Work to be completed:
From the first line to the last, output the records exactly and drop any images.

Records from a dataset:
---
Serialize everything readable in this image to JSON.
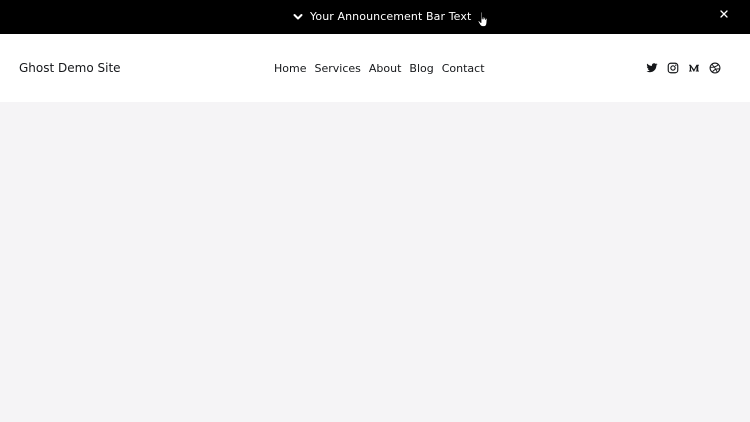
{
  "announcement": {
    "text": "Your Announcement Bar Text",
    "toggle_icon": "chevron-down-icon",
    "close_icon": "close-icon"
  },
  "header": {
    "site_title": "Ghost Demo Site",
    "nav": [
      {
        "label": "Home"
      },
      {
        "label": "Services"
      },
      {
        "label": "About"
      },
      {
        "label": "Blog"
      },
      {
        "label": "Contact"
      }
    ],
    "social": [
      {
        "icon": "twitter-icon"
      },
      {
        "icon": "instagram-icon"
      },
      {
        "icon": "medium-icon"
      },
      {
        "icon": "dribbble-icon"
      }
    ]
  },
  "colors": {
    "announcement_bg": "#000000",
    "announcement_text": "#ffffff",
    "header_bg": "#ffffff",
    "text": "#15171a",
    "page_bg": "#f5f4f6"
  }
}
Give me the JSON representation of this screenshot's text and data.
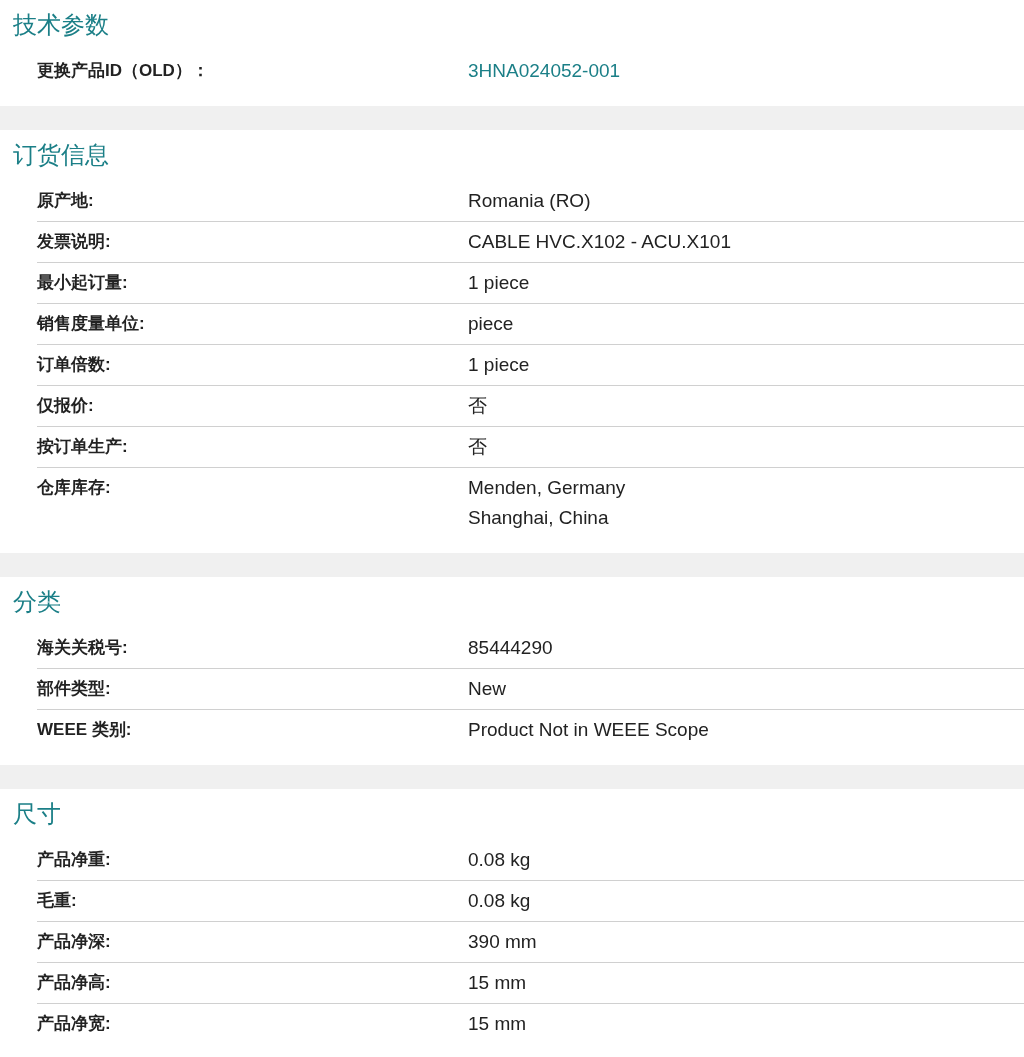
{
  "sections": [
    {
      "title": "技术参数",
      "rows": [
        {
          "label": "更换产品ID（OLD）：",
          "kind": "link",
          "lines": [
            "3HNA024052-001"
          ]
        }
      ]
    },
    {
      "title": "订货信息",
      "rows": [
        {
          "label": "原产地:",
          "kind": "text",
          "lines": [
            "Romania (RO)"
          ]
        },
        {
          "label": "发票说明:",
          "kind": "text",
          "lines": [
            "CABLE HVC.X102 - ACU.X101"
          ]
        },
        {
          "label": "最小起订量:",
          "kind": "text",
          "lines": [
            "1 piece"
          ]
        },
        {
          "label": "销售度量单位:",
          "kind": "text",
          "lines": [
            "piece"
          ]
        },
        {
          "label": "订单倍数:",
          "kind": "text",
          "lines": [
            "1 piece"
          ]
        },
        {
          "label": "仅报价:",
          "kind": "text",
          "lines": [
            "否"
          ]
        },
        {
          "label": "按订单生产:",
          "kind": "text",
          "lines": [
            "否"
          ]
        },
        {
          "label": "仓库库存:",
          "kind": "text",
          "lines": [
            "Menden, Germany",
            "Shanghai, China"
          ]
        }
      ]
    },
    {
      "title": "分类",
      "rows": [
        {
          "label": "海关关税号:",
          "kind": "text",
          "lines": [
            "85444290"
          ]
        },
        {
          "label": "部件类型:",
          "kind": "text",
          "lines": [
            "New"
          ]
        },
        {
          "label": "WEEE 类别:",
          "kind": "text",
          "lines": [
            "Product Not in WEEE Scope"
          ]
        }
      ]
    },
    {
      "title": "尺寸",
      "rows": [
        {
          "label": "产品净重:",
          "kind": "text",
          "lines": [
            "0.08 kg"
          ]
        },
        {
          "label": "毛重:",
          "kind": "text",
          "lines": [
            "0.08 kg"
          ]
        },
        {
          "label": "产品净深:",
          "kind": "text",
          "lines": [
            "390 mm"
          ]
        },
        {
          "label": "产品净高:",
          "kind": "text",
          "lines": [
            "15 mm"
          ]
        },
        {
          "label": "产品净宽:",
          "kind": "text",
          "lines": [
            "15 mm"
          ]
        }
      ]
    }
  ]
}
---
Exercise solution:
Serialize everything readable in this image to JSON.
{
  "announcement": {
    "text": "Your Announcement Bar Text",
    "toggle_icon": "chevron-down-icon",
    "close_icon": "close-icon"
  },
  "header": {
    "site_title": "Ghost Demo Site",
    "nav": [
      {
        "label": "Home"
      },
      {
        "label": "Services"
      },
      {
        "label": "About"
      },
      {
        "label": "Blog"
      },
      {
        "label": "Contact"
      }
    ],
    "social": [
      {
        "icon": "twitter-icon"
      },
      {
        "icon": "instagram-icon"
      },
      {
        "icon": "medium-icon"
      },
      {
        "icon": "dribbble-icon"
      }
    ]
  },
  "colors": {
    "announcement_bg": "#000000",
    "announcement_text": "#ffffff",
    "header_bg": "#ffffff",
    "text": "#15171a",
    "page_bg": "#f5f4f6"
  }
}
Give me the JSON representation of this screenshot's text and data.
{
  "sections": [
    {
      "title": "技术参数",
      "rows": [
        {
          "label": "更换产品ID（OLD）：",
          "kind": "link",
          "lines": [
            "3HNA024052-001"
          ]
        }
      ]
    },
    {
      "title": "订货信息",
      "rows": [
        {
          "label": "原产地:",
          "kind": "text",
          "lines": [
            "Romania (RO)"
          ]
        },
        {
          "label": "发票说明:",
          "kind": "text",
          "lines": [
            "CABLE HVC.X102 - ACU.X101"
          ]
        },
        {
          "label": "最小起订量:",
          "kind": "text",
          "lines": [
            "1 piece"
          ]
        },
        {
          "label": "销售度量单位:",
          "kind": "text",
          "lines": [
            "piece"
          ]
        },
        {
          "label": "订单倍数:",
          "kind": "text",
          "lines": [
            "1 piece"
          ]
        },
        {
          "label": "仅报价:",
          "kind": "text",
          "lines": [
            "否"
          ]
        },
        {
          "label": "按订单生产:",
          "kind": "text",
          "lines": [
            "否"
          ]
        },
        {
          "label": "仓库库存:",
          "kind": "text",
          "lines": [
            "Menden, Germany",
            "Shanghai, China"
          ]
        }
      ]
    },
    {
      "title": "分类",
      "rows": [
        {
          "label": "海关关税号:",
          "kind": "text",
          "lines": [
            "85444290"
          ]
        },
        {
          "label": "部件类型:",
          "kind": "text",
          "lines": [
            "New"
          ]
        },
        {
          "label": "WEEE 类别:",
          "kind": "text",
          "lines": [
            "Product Not in WEEE Scope"
          ]
        }
      ]
    },
    {
      "title": "尺寸",
      "rows": [
        {
          "label": "产品净重:",
          "kind": "text",
          "lines": [
            "0.08 kg"
          ]
        },
        {
          "label": "毛重:",
          "kind": "text",
          "lines": [
            "0.08 kg"
          ]
        },
        {
          "label": "产品净深:",
          "kind": "text",
          "lines": [
            "390 mm"
          ]
        },
        {
          "label": "产品净高:",
          "kind": "text",
          "lines": [
            "15 mm"
          ]
        },
        {
          "label": "产品净宽:",
          "kind": "text",
          "lines": [
            "15 mm"
          ]
        }
      ]
    }
  ]
}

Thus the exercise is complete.